Data records for software interfaces
-----
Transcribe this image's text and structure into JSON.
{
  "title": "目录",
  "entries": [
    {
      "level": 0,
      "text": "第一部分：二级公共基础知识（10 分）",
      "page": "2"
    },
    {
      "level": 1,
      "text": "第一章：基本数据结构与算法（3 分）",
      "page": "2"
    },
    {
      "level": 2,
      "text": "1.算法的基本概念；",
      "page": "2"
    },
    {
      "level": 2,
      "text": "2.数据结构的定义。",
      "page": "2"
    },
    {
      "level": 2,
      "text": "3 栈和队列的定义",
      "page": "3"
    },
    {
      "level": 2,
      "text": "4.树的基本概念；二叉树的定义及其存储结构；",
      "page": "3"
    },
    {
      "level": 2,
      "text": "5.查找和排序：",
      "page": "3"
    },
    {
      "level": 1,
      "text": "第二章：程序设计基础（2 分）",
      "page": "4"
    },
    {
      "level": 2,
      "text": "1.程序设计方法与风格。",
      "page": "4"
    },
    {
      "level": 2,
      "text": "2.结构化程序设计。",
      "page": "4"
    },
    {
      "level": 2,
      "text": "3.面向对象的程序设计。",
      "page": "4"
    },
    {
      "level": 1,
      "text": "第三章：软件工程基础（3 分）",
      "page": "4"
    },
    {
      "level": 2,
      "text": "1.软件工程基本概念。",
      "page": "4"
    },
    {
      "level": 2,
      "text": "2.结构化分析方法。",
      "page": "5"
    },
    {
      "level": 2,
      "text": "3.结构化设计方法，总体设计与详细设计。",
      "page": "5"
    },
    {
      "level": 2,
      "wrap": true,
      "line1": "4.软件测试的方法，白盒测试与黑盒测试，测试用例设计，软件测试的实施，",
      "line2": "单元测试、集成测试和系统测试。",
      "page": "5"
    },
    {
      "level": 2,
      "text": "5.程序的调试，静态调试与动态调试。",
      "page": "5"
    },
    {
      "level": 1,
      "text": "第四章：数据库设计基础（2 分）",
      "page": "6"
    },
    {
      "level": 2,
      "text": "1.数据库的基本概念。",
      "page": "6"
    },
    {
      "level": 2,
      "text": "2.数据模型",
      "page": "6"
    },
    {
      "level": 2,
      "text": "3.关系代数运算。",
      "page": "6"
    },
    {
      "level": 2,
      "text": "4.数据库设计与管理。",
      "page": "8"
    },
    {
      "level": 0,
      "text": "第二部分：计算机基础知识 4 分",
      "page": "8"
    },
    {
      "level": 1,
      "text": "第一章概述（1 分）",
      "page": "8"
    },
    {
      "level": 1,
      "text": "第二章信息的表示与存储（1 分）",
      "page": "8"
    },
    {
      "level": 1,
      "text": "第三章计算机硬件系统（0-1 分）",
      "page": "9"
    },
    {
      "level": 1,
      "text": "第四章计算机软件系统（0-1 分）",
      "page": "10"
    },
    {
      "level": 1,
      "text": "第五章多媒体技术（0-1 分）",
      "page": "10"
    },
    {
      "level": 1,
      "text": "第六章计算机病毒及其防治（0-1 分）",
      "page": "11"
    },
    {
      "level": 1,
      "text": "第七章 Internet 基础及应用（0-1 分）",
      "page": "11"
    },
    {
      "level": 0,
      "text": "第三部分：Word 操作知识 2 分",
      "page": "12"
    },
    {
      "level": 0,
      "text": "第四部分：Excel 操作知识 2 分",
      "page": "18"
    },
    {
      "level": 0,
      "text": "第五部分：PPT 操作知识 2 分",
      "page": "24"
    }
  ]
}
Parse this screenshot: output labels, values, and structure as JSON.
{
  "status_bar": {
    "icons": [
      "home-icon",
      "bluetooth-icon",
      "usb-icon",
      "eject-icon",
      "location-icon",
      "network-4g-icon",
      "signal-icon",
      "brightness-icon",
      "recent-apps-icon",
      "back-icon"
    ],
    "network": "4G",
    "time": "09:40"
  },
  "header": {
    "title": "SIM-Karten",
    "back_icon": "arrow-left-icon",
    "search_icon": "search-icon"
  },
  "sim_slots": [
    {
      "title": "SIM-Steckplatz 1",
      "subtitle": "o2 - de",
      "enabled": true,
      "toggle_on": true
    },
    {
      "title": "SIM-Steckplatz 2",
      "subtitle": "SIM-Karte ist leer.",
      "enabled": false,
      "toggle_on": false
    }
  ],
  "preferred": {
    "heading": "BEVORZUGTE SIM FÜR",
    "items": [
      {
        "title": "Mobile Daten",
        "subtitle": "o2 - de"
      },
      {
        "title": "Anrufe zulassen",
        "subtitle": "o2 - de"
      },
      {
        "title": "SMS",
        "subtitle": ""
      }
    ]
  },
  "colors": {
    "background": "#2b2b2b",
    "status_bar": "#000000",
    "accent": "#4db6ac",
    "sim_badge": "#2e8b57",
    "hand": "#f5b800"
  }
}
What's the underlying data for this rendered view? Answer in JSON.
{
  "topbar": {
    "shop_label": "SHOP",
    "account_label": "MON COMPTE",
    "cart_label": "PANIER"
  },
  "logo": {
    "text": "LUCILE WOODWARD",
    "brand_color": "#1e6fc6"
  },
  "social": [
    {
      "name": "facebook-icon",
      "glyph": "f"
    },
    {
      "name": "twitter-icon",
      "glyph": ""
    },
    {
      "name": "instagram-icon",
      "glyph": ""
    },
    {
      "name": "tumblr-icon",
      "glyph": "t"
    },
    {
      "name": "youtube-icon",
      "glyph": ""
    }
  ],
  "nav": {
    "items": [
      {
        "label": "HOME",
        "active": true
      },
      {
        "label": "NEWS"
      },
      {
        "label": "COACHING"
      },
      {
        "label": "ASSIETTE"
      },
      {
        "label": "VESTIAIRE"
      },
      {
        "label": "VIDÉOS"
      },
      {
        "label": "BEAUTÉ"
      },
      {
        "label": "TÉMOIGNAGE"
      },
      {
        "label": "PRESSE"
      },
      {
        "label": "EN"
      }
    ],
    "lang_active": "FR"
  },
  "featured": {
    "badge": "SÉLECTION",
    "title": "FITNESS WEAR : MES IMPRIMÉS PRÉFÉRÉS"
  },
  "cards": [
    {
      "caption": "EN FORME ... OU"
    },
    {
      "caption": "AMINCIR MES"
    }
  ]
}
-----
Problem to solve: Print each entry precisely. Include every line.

Solved exercise:
Transcribe this image's text and structure into JSON.
{
  "title": "目录",
  "entries": [
    {
      "level": 0,
      "text": "第一部分：二级公共基础知识（10 分）",
      "page": "2"
    },
    {
      "level": 1,
      "text": "第一章：基本数据结构与算法（3 分）",
      "page": "2"
    },
    {
      "level": 2,
      "text": "1.算法的基本概念；",
      "page": "2"
    },
    {
      "level": 2,
      "text": "2.数据结构的定义。",
      "page": "2"
    },
    {
      "level": 2,
      "text": "3 栈和队列的定义",
      "page": "3"
    },
    {
      "level": 2,
      "text": "4.树的基本概念；二叉树的定义及其存储结构；",
      "page": "3"
    },
    {
      "level": 2,
      "text": "5.查找和排序：",
      "page": "3"
    },
    {
      "level": 1,
      "text": "第二章：程序设计基础（2 分）",
      "page": "4"
    },
    {
      "level": 2,
      "text": "1.程序设计方法与风格。",
      "page": "4"
    },
    {
      "level": 2,
      "text": "2.结构化程序设计。",
      "page": "4"
    },
    {
      "level": 2,
      "text": "3.面向对象的程序设计。",
      "page": "4"
    },
    {
      "level": 1,
      "text": "第三章：软件工程基础（3 分）",
      "page": "4"
    },
    {
      "level": 2,
      "text": "1.软件工程基本概念。",
      "page": "4"
    },
    {
      "level": 2,
      "text": "2.结构化分析方法。",
      "page": "5"
    },
    {
      "level": 2,
      "text": "3.结构化设计方法，总体设计与详细设计。",
      "page": "5"
    },
    {
      "level": 2,
      "wrap": true,
      "line1": "4.软件测试的方法，白盒测试与黑盒测试，测试用例设计，软件测试的实施，",
      "line2": "单元测试、集成测试和系统测试。",
      "page": "5"
    },
    {
      "level": 2,
      "text": "5.程序的调试，静态调试与动态调试。",
      "page": "5"
    },
    {
      "level": 1,
      "text": "第四章：数据库设计基础（2 分）",
      "page": "6"
    },
    {
      "level": 2,
      "text": "1.数据库的基本概念。",
      "page": "6"
    },
    {
      "level": 2,
      "text": "2.数据模型",
      "page": "6"
    },
    {
      "level": 2,
      "text": "3.关系代数运算。",
      "page": "6"
    },
    {
      "level": 2,
      "text": "4.数据库设计与管理。",
      "page": "8"
    },
    {
      "level": 0,
      "text": "第二部分：计算机基础知识 4 分",
      "page": "8"
    },
    {
      "level": 1,
      "text": "第一章概述（1 分）",
      "page": "8"
    },
    {
      "level": 1,
      "text": "第二章信息的表示与存储（1 分）",
      "page": "8"
    },
    {
      "level": 1,
      "text": "第三章计算机硬件系统（0-1 分）",
      "page": "9"
    },
    {
      "level": 1,
      "text": "第四章计算机软件系统（0-1 分）",
      "page": "10"
    },
    {
      "level": 1,
      "text": "第五章多媒体技术（0-1 分）",
      "page": "10"
    },
    {
      "level": 1,
      "text": "第六章计算机病毒及其防治（0-1 分）",
      "page": "11"
    },
    {
      "level": 1,
      "text": "第七章 Internet 基础及应用（0-1 分）",
      "page": "11"
    },
    {
      "level": 0,
      "text": "第三部分：Word 操作知识 2 分",
      "page": "12"
    },
    {
      "level": 0,
      "text": "第四部分：Excel 操作知识 2 分",
      "page": "18"
    },
    {
      "level": 0,
      "text": "第五部分：PPT 操作知识 2 分",
      "page": "24"
    }
  ]
}
Parse this screenshot: output labels, values, and structure as JSON.
{
  "status_bar": {
    "icons": [
      "home-icon",
      "bluetooth-icon",
      "usb-icon",
      "eject-icon",
      "location-icon",
      "network-4g-icon",
      "signal-icon",
      "brightness-icon",
      "recent-apps-icon",
      "back-icon"
    ],
    "network": "4G",
    "time": "09:40"
  },
  "header": {
    "title": "SIM-Karten",
    "back_icon": "arrow-left-icon",
    "search_icon": "search-icon"
  },
  "sim_slots": [
    {
      "title": "SIM-Steckplatz 1",
      "subtitle": "o2 - de",
      "enabled": true,
      "toggle_on": true
    },
    {
      "title": "SIM-Steckplatz 2",
      "subtitle": "SIM-Karte ist leer.",
      "enabled": false,
      "toggle_on": false
    }
  ],
  "preferred": {
    "heading": "BEVORZUGTE SIM FÜR",
    "items": [
      {
        "title": "Mobile Daten",
        "subtitle": "o2 - de"
      },
      {
        "title": "Anrufe zulassen",
        "subtitle": "o2 - de"
      },
      {
        "title": "SMS",
        "subtitle": ""
      }
    ]
  },
  "colors": {
    "background": "#2b2b2b",
    "status_bar": "#000000",
    "accent": "#4db6ac",
    "sim_badge": "#2e8b57",
    "hand": "#f5b800"
  }
}
What's the underlying data for this rendered view? Answer in JSON.
{
  "topbar": {
    "shop_label": "SHOP",
    "account_label": "MON COMPTE",
    "cart_label": "PANIER"
  },
  "logo": {
    "text": "LUCILE WOODWARD",
    "brand_color": "#1e6fc6"
  },
  "social": [
    {
      "name": "facebook-icon",
      "glyph": "f"
    },
    {
      "name": "twitter-icon",
      "glyph": ""
    },
    {
      "name": "instagram-icon",
      "glyph": ""
    },
    {
      "name": "tumblr-icon",
      "glyph": "t"
    },
    {
      "name": "youtube-icon",
      "glyph": ""
    }
  ],
  "nav": {
    "items": [
      {
        "label": "HOME",
        "active": true
      },
      {
        "label": "NEWS"
      },
      {
        "label": "COACHING"
      },
      {
        "label": "ASSIETTE"
      },
      {
        "label": "VESTIAIRE"
      },
      {
        "label": "VIDÉOS"
      },
      {
        "label": "BEAUTÉ"
      },
      {
        "label": "TÉMOIGNAGE"
      },
      {
        "label": "PRESSE"
      },
      {
        "label": "EN"
      }
    ],
    "lang_active": "FR"
  },
  "featured": {
    "badge": "SÉLECTION",
    "title": "FITNESS WEAR : MES IMPRIMÉS PRÉFÉRÉS"
  },
  "cards": [
    {
      "caption": "EN FORME ... OU"
    },
    {
      "caption": "AMINCIR MES"
    }
  ]
}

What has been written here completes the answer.